This work was supported by the National Natural Science Foundation of China (NSFC) (11704293) and the Fundamental Research Funds for the Central Universities under Grant WUT (2018IB017).
Availability of Data and Materials
We declared that materials described in the manuscript, including all relevant raw data, will be freely available to any scientist wishing to use them for non-commercial purposes, without breaching participant confidentiality.
YPY designed the experimental content. SHL wrote the paper, finished the experiments, and analyzed the data. BW, XYZ, YQ, WHL, HY, NL, and MWC helped to prepare the samples. HFL carefully revised the paper. All authors read and approved the final manuscript.
The authors declare that they have no competing interests.
Springer Nature remains neutral with regard to jurisdictional claims in published maps and institutional affiliations.
- 14.Xin T, Feng L, Jiang W et al (2016) High performance perovskite solar cells. Adv Sci 5(3):1500201Google Scholar
- 37.Se-Woong B, Jonghyeon N, Chun-Ho L et al (2013) Plasmonic forward scattering effect in organic solar cells: a powerful optical engineering method. Sci Rep 3(7446):542–542Google Scholar
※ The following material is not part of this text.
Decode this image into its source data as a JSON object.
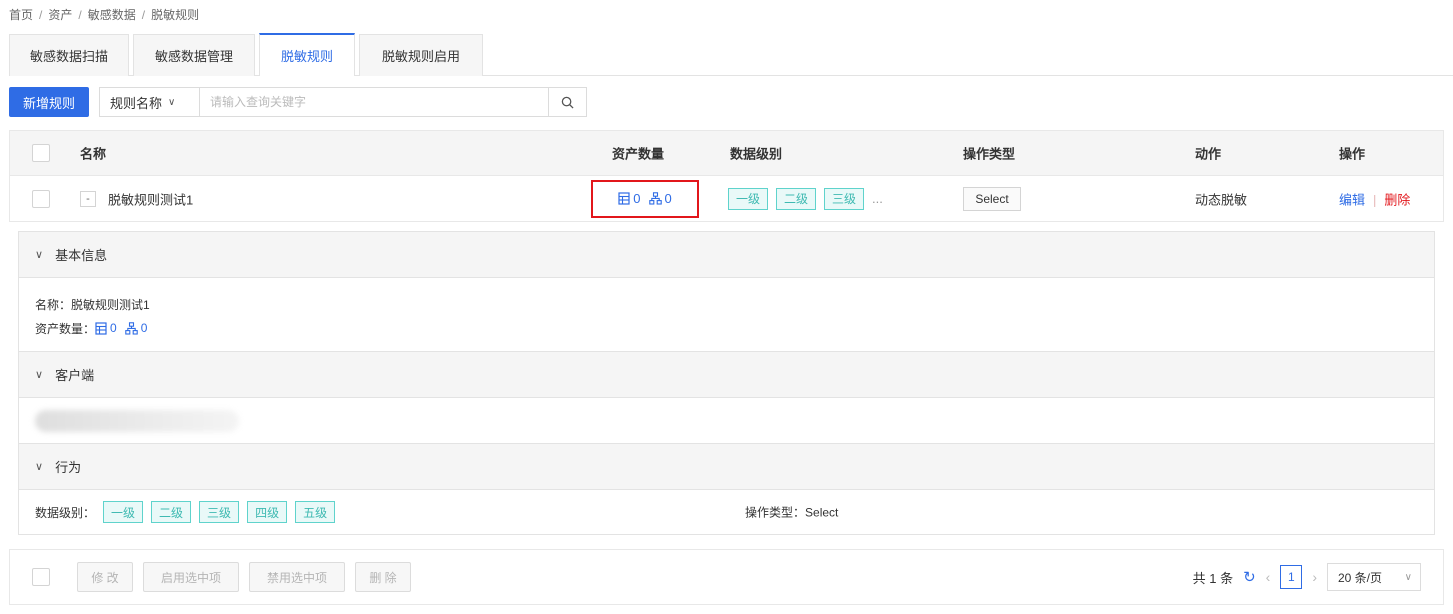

- 44.Baek SW, Noh J, Lee CH et al (2013) Plasmonic forward scattering effect in organic solar cells: a powerful optical engineering method. Sci Rep 3(7446):542–542Google Scholar
- 51.Qiao Y, Li SH, Liu WH et al (2018) Recent advances of rare-earth ion doped luminescent nanomaterials in perovskite solar cells. Nano 8(1):43Google Scholar
- 53.Hu JH, Liu WH, Yang YP et al (2017) TiO2 nanotube/TiO2 nanoparticle hybrid photoanode for holeconductor- free perovskite solar cells based on carbon counter electrodes. Opt Mater Express 7(9):3322Google Scholar
- 59.Bohren CF, Wiley HDR (1983) Absorption and scattering of light by small particles. Opt Laser Technol 31(1):328–328Google Scholar
Open AccessThis article is distributed under the terms of the Creative Commons Attribution 4.0 International License (http://creativecommons.org/licenses/by/4.0/), which permits unrestricted use, distribution, and reproduction in any medium, provided you give appropriate credit to the original author(s) and the source, provide a link to the Creative Commons license, and indicate if changes were made.